In this article, you will learn about the short description of the init process, the runlevels of init, and the init command in a Linux system.
What is Init Process?
In layman’s terms, when you press the power button, your system will first look for the bootloader (basically, your Linux grub), and then it will try to launch the kernel.
But the kernel itself cannot launch all of the processes, so it will start the first (or parent) process, known as init (sort for “initialization“), with PID “1” (process identifiers are assigned in sequential order).
/etc/inittab” script is used by the “init” process. It has entries for processes that do basic things when the system starts up and shuts down, like showing the user a login screen with gettys, mounting and unmounting file systems, and managing daemons.
As a result, it should be kept running until the system terminates. If the kernel is unable to start it, the system will reach a stage called “Kernel Panic“.
Run Levels is a system software configuration (by init) that defines a set of processes to start when the system boots. The processes spawned by the init for each of these run levels are defined in the file “
Run Levels are numbered from zero to six and define the state of the machine after boot, as listed below.
|Halt||Halt the system.|
|Single-User Mode||Get the system into single user mode.|
|Multi-User Mode||Get the system into multiuser mode without networking.|
|Multi-User Mode with Networking||Get the system into multiuser mode with networking.|
|X11||Get the system into multiuser mode with networking and X windows.|
|Reboot||Reboot the system.|

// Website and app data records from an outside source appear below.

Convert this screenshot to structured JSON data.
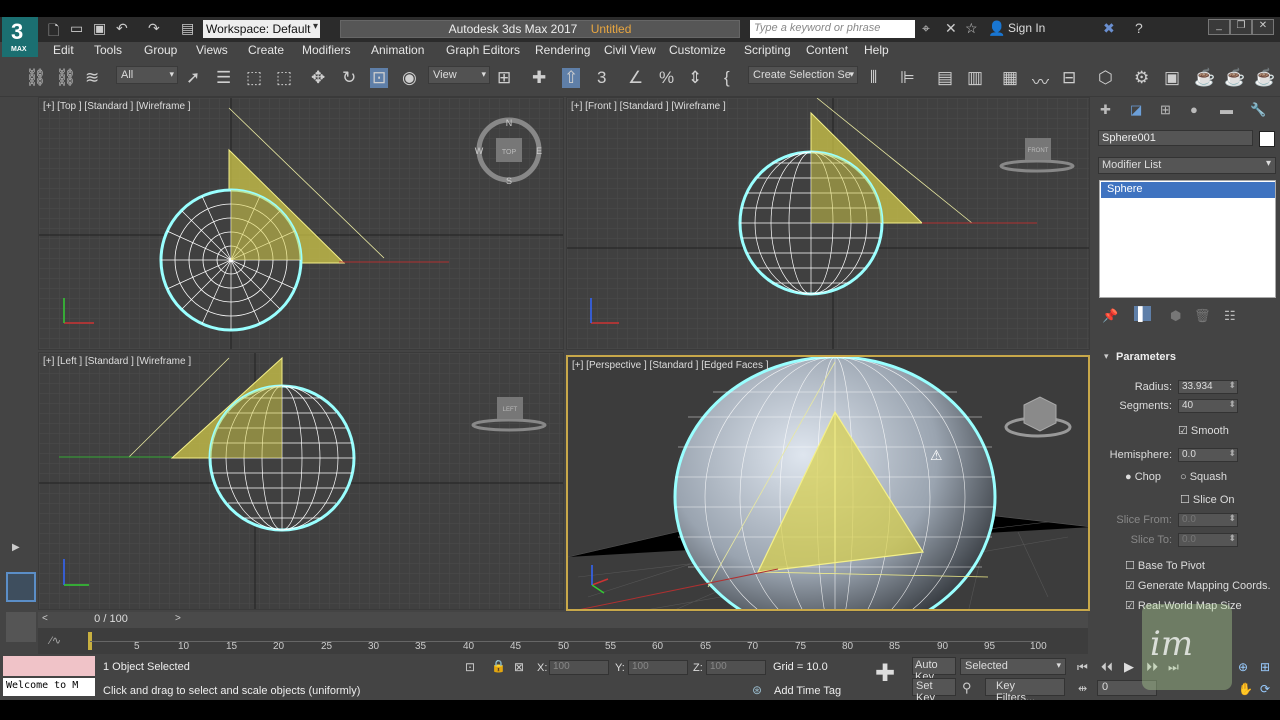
{
  "app": {
    "logo_number": "3",
    "logo_text": "MAX",
    "workspace": "Workspace: Default",
    "title_app": "Autodesk 3ds Max 2017",
    "title_file": "Untitled",
    "search_placeholder": "Type a keyword or phrase",
    "sign_in": "Sign In"
  },
  "menu": [
    "Edit",
    "Tools",
    "Group",
    "Views",
    "Create",
    "Modifiers",
    "Animation",
    "Graph Editors",
    "Rendering",
    "Civil View",
    "Customize",
    "Scripting",
    "Content",
    "Help"
  ],
  "toolbar": {
    "filter": "All",
    "ref_coord": "View",
    "selection_set": "Create Selection Se"
  },
  "viewports": {
    "top": "[+] [Top ] [Standard ] [Wireframe ]",
    "front": "[+] [Front ] [Standard ] [Wireframe ]",
    "left": "[+] [Left ] [Standard ] [Wireframe ]",
    "perspective": "[+] [Perspective ] [Standard ] [Edged Faces ]",
    "cube_top": "TOP",
    "cube_front": "FRONT",
    "cube_left": "LEFT",
    "compass_n": "N",
    "compass_s": "S",
    "compass_e": "E",
    "compass_w": "W"
  },
  "command_panel": {
    "object_name": "Sphere001",
    "modifier_list": "Modifier List",
    "stack_item": "Sphere",
    "params_title": "Parameters",
    "radius_label": "Radius:",
    "radius_value": "33.934",
    "segments_label": "Segments:",
    "segments_value": "40",
    "smooth_label": "Smooth",
    "hemisphere_label": "Hemisphere:",
    "hemisphere_value": "0.0",
    "chop_label": "Chop",
    "squash_label": "Squash",
    "slice_on_label": "Slice On",
    "slice_from_label": "Slice From:",
    "slice_from_value": "0.0",
    "slice_to_label": "Slice To:",
    "slice_to_value": "0.0",
    "base_to_pivot_label": "Base To Pivot",
    "gen_mapping_label": "Generate Mapping Coords.",
    "real_world_label": "Real-World Map Size"
  },
  "timeline": {
    "frame_label": "0 / 100",
    "ticks": [
      "5",
      "10",
      "15",
      "20",
      "25",
      "30",
      "35",
      "40",
      "45",
      "50",
      "55",
      "60",
      "65",
      "70",
      "75",
      "80",
      "85",
      "90",
      "95",
      "100"
    ]
  },
  "status": {
    "welcome": "Welcome to M",
    "objects_selected": "1 Object Selected",
    "prompt": "Click and drag to select and scale objects (uniformly)",
    "x_label": "X:",
    "x_value": "100",
    "y_label": "Y:",
    "y_value": "100",
    "z_label": "Z:",
    "z_value": "100",
    "grid": "Grid = 10.0",
    "add_time_tag": "Add Time Tag",
    "auto_key": "Auto Key",
    "set_key": "Set Key",
    "selected": "Selected",
    "key_filters": "Key Filters...",
    "current_frame": "0"
  },
  "watermark": "im"
}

The majority of Linux systems is based on runlevel 3 or 5. Although, users can modify these runlevels or create new ones based on their requirements.
The 0, 1, and 6 are reserved runlevels used for halting, getting into single user mode, and rebooting the system.
Init Command in Linux
In most Linux systems, the init command is used to send control commands to the init daemons that run as background processes.
$ init [OPTION]
The following is a list of all known options, along with their descriptions.
|Shutdown the system.|
|Reboot the system.|
|Start runlevelX.target unit.|
|Enter rescue mode.|
|Reload the init daemon configuration.|
|Re-execute the init daemon.|
There are numerous items that should be included, but the goal of this article is not to provide a detailed description of the init process or command; rather, it is to walk you through them.
If you are more interested in knowing the init process, then check this article, as this method of booting the system is deprecated with systemd, so there is no future plan to have a major update in this article.
If you are interested in learning about them from our site or want this article to be more concise, then do let me know in the comment section.